A sentinel of the town is the old St. Peter's Catholic Church, which was built in 1895 by Pierre Wibaux himself.
The original church was white and wooden, but during an expansion project in 1937, Father John Leahy and a group of parishioners hauled lava rock from nearby fields and covered the exterior of the church in thousands of stones.
Lava rock is common around Wibaux, but the stone exterior makes the church truly one-of-a-kind and has made the steeple a staple on the National Register of Historic Places.
“It meant a lot to Wibaux back then," said Gilbert Quade, a Wibaux resident. "Back then, a lot of homesteaders had come in here and there was a lot of Catholic families and there was a lot of children back then. And I remember this church was full."
Quade got married in the church in 1961 and daily use of the church ended in 1965, when a new Catholic church was constructed.

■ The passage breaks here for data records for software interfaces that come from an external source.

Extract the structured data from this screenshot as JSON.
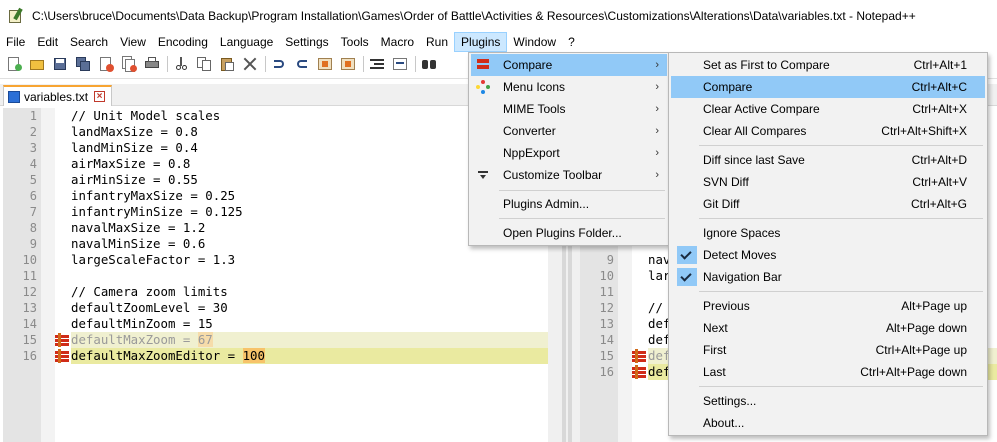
{
  "window": {
    "title": "C:\\Users\\bruce\\Documents\\Data Backup\\Program Installation\\Games\\Order of Battle\\Activities & Resources\\Customizations\\Alterations\\Data\\variables.txt - Notepad++"
  },
  "menubar": {
    "items": [
      "File",
      "Edit",
      "Search",
      "View",
      "Encoding",
      "Language",
      "Settings",
      "Tools",
      "Macro",
      "Run",
      "Plugins",
      "Window",
      "?"
    ]
  },
  "tab": {
    "label": "variables.txt"
  },
  "editor_left": {
    "lines": [
      {
        "n": "1",
        "text": "// Unit Model scales"
      },
      {
        "n": "2",
        "text": "landMaxSize = 0.8"
      },
      {
        "n": "3",
        "text": "landMinSize = 0.4"
      },
      {
        "n": "4",
        "text": "airMaxSize = 0.8"
      },
      {
        "n": "5",
        "text": "airMinSize = 0.55"
      },
      {
        "n": "6",
        "text": "infantryMaxSize = 0.25"
      },
      {
        "n": "7",
        "text": "infantryMinSize = 0.125"
      },
      {
        "n": "8",
        "text": "navalMaxSize = 1.2"
      },
      {
        "n": "9",
        "text": "navalMinSize = 0.6"
      },
      {
        "n": "10",
        "text": "largeScaleFactor = 1.3"
      },
      {
        "n": "11",
        "text": ""
      },
      {
        "n": "12",
        "text": "// Camera zoom limits"
      },
      {
        "n": "13",
        "text": "defaultZoomLevel = 30"
      },
      {
        "n": "14",
        "text": "defaultMinZoom = 15"
      },
      {
        "n": "15",
        "text": "defaultMaxZoom = ",
        "hl": "67"
      },
      {
        "n": "16",
        "text": "defaultMaxZoomEditor = ",
        "hl": "100"
      }
    ]
  },
  "editor_right": {
    "lines": [
      {
        "n": "9",
        "text": "nav"
      },
      {
        "n": "10",
        "text": "lar"
      },
      {
        "n": "11",
        "text": ""
      },
      {
        "n": "12",
        "text": "// "
      },
      {
        "n": "13",
        "text": "def"
      },
      {
        "n": "14",
        "text": "def"
      },
      {
        "n": "15",
        "text": "def"
      },
      {
        "n": "16",
        "text": "def"
      }
    ]
  },
  "plugins_menu": {
    "items": [
      {
        "label": "Compare",
        "submenu": true,
        "icon": "compare-icon"
      },
      {
        "label": "Menu Icons",
        "submenu": true,
        "icon": "menu-icons-icon"
      },
      {
        "label": "MIME Tools",
        "submenu": true
      },
      {
        "label": "Converter",
        "submenu": true
      },
      {
        "label": "NppExport",
        "submenu": true
      },
      {
        "label": "Customize Toolbar",
        "submenu": true,
        "icon": "customize-toolbar-icon"
      },
      {
        "label": "Plugins Admin..."
      },
      {
        "label": "Open Plugins Folder..."
      }
    ]
  },
  "compare_menu": {
    "items": [
      {
        "label": "Set as First to Compare",
        "shortcut": "Ctrl+Alt+1"
      },
      {
        "label": "Compare",
        "shortcut": "Ctrl+Alt+C"
      },
      {
        "label": "Clear Active Compare",
        "shortcut": "Ctrl+Alt+X"
      },
      {
        "label": "Clear All Compares",
        "shortcut": "Ctrl+Alt+Shift+X"
      },
      {
        "label": "Diff since last Save",
        "shortcut": "Ctrl+Alt+D"
      },
      {
        "label": "SVN Diff",
        "shortcut": "Ctrl+Alt+V"
      },
      {
        "label": "Git Diff",
        "shortcut": "Ctrl+Alt+G"
      },
      {
        "label": "Ignore Spaces",
        "shortcut": ""
      },
      {
        "label": "Detect Moves",
        "shortcut": "",
        "checked": true
      },
      {
        "label": "Navigation Bar",
        "shortcut": "",
        "checked": true
      },
      {
        "label": "Previous",
        "shortcut": "Alt+Page up"
      },
      {
        "label": "Next",
        "shortcut": "Alt+Page down"
      },
      {
        "label": "First",
        "shortcut": "Ctrl+Alt+Page up"
      },
      {
        "label": "Last",
        "shortcut": "Ctrl+Alt+Page down"
      },
      {
        "label": "Settings...",
        "shortcut": ""
      },
      {
        "label": "About...",
        "shortcut": ""
      }
    ]
  },
  "colors": {
    "menu_highlight": "#91c9f7",
    "changed_line": "#eaeaa0",
    "diff_highlight": "#f7c36a",
    "diff_marker": "#d02c18"
  }
}
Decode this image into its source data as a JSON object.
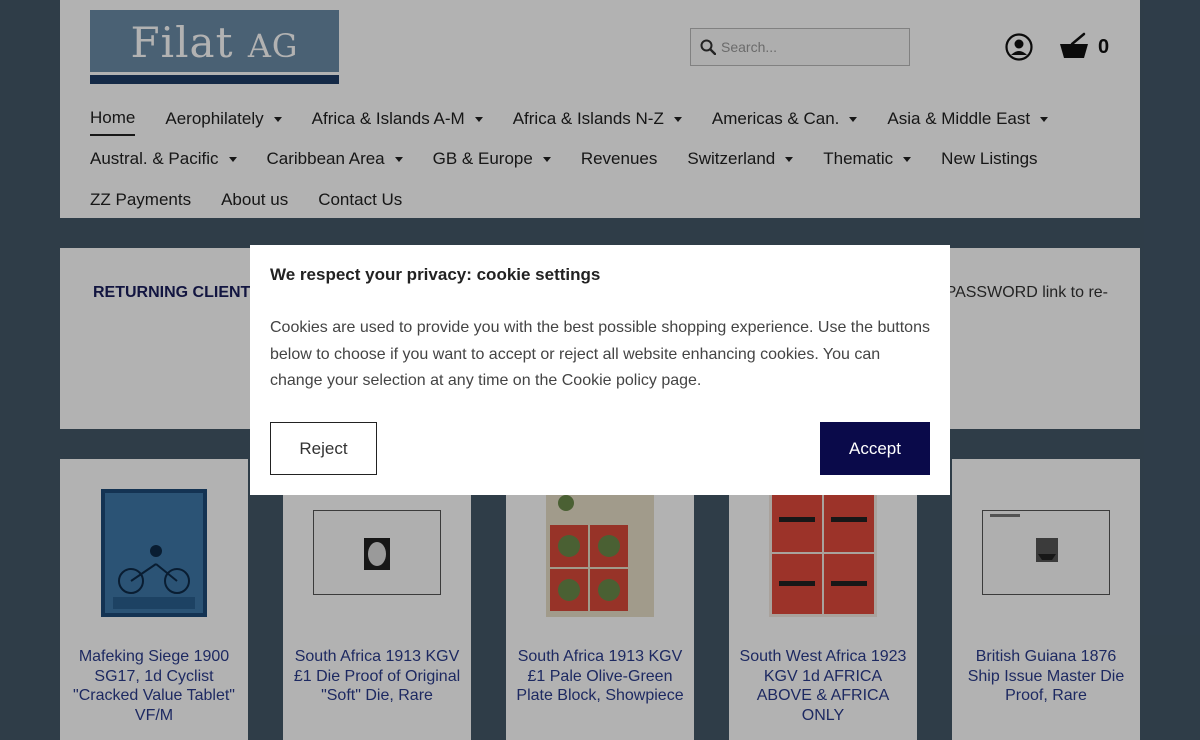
{
  "logo": {
    "text_main": "Filat",
    "text_small": "AG"
  },
  "search": {
    "placeholder": "Search..."
  },
  "cart": {
    "count": "0"
  },
  "nav": {
    "row1": [
      {
        "label": "Home",
        "dropdown": false,
        "active": true
      },
      {
        "label": "Aerophilately",
        "dropdown": true
      },
      {
        "label": "Africa & Islands A-M",
        "dropdown": true
      },
      {
        "label": "Africa & Islands N-Z",
        "dropdown": true
      },
      {
        "label": "Americas & Can.",
        "dropdown": true
      },
      {
        "label": "Asia & Middle East",
        "dropdown": true
      }
    ],
    "row2": [
      {
        "label": "Austral. & Pacific",
        "dropdown": true
      },
      {
        "label": "Caribbean Area",
        "dropdown": true
      },
      {
        "label": "GB & Europe",
        "dropdown": true
      },
      {
        "label": "Revenues",
        "dropdown": false
      },
      {
        "label": "Switzerland",
        "dropdown": true
      },
      {
        "label": "Thematic",
        "dropdown": true
      },
      {
        "label": "New Listings",
        "dropdown": false
      }
    ],
    "row3": [
      {
        "label": "ZZ Payments",
        "dropdown": false
      },
      {
        "label": "About us",
        "dropdown": false
      },
      {
        "label": "Contact Us",
        "dropdown": false
      }
    ]
  },
  "login_panel": {
    "returning_label": "RETURNING CLIENT",
    "password_text": "PASSWORD link to re-"
  },
  "products": [
    {
      "title": "Mafeking Siege 1900 SG17, 1d Cyclist \"Cracked Value Tablet\" VF/M"
    },
    {
      "title": "South Africa 1913 KGV £1 Die Proof of Original \"Soft\" Die, Rare"
    },
    {
      "title": "South Africa 1913 KGV £1 Pale Olive-Green Plate Block, Showpiece"
    },
    {
      "title": "South West Africa 1923 KGV 1d AFRICA ABOVE & AFRICA ONLY"
    },
    {
      "title": "British Guiana 1876 Ship Issue Master Die Proof, Rare"
    }
  ],
  "cookie_modal": {
    "title": "We respect your privacy: cookie settings",
    "body": "Cookies are used to provide you with the best possible shopping experience. Use the buttons below to choose if you want to accept or reject all website enhancing cookies. You can change your selection at any time on the Cookie policy page.",
    "reject_label": "Reject",
    "accept_label": "Accept"
  },
  "colors": {
    "background": "#445868",
    "accent_dark": "#0a0a4a",
    "logo_blue": "#6b8ba6"
  }
}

Bushman says the stone church holds a lot of memories for the community, and the church and the museum keep it preserved.
“I grew up in this church, I was baptized in this church, I had my first communion in this church, I had my confirmation in this church, all of that. It was here," Bushman said.
John Sokoloski is a member of the St. Peter's Parish Council and says the church is kept locked, but any visitors can ask to be let in.
“There was a wedding last summer that was held here. So it gets a little bit of use, but it's mainly for the tourism and the museum type," Sokoloski said.
New to town is the new leader of the Wibaux Catholic community, Father Jijo, who is originally from India.
Father Jijo sees the historic church as one of the most endearing and enduring parts of town and one that will leave every tourist with an unforgettable visit.
“Every time the visitors come here to see the lava rock church, they will say to me that they feel something alive inside," Father Jijo said. "I believe it is the old generation, the praise that they have done, to build a Catholic church in Wibaux.”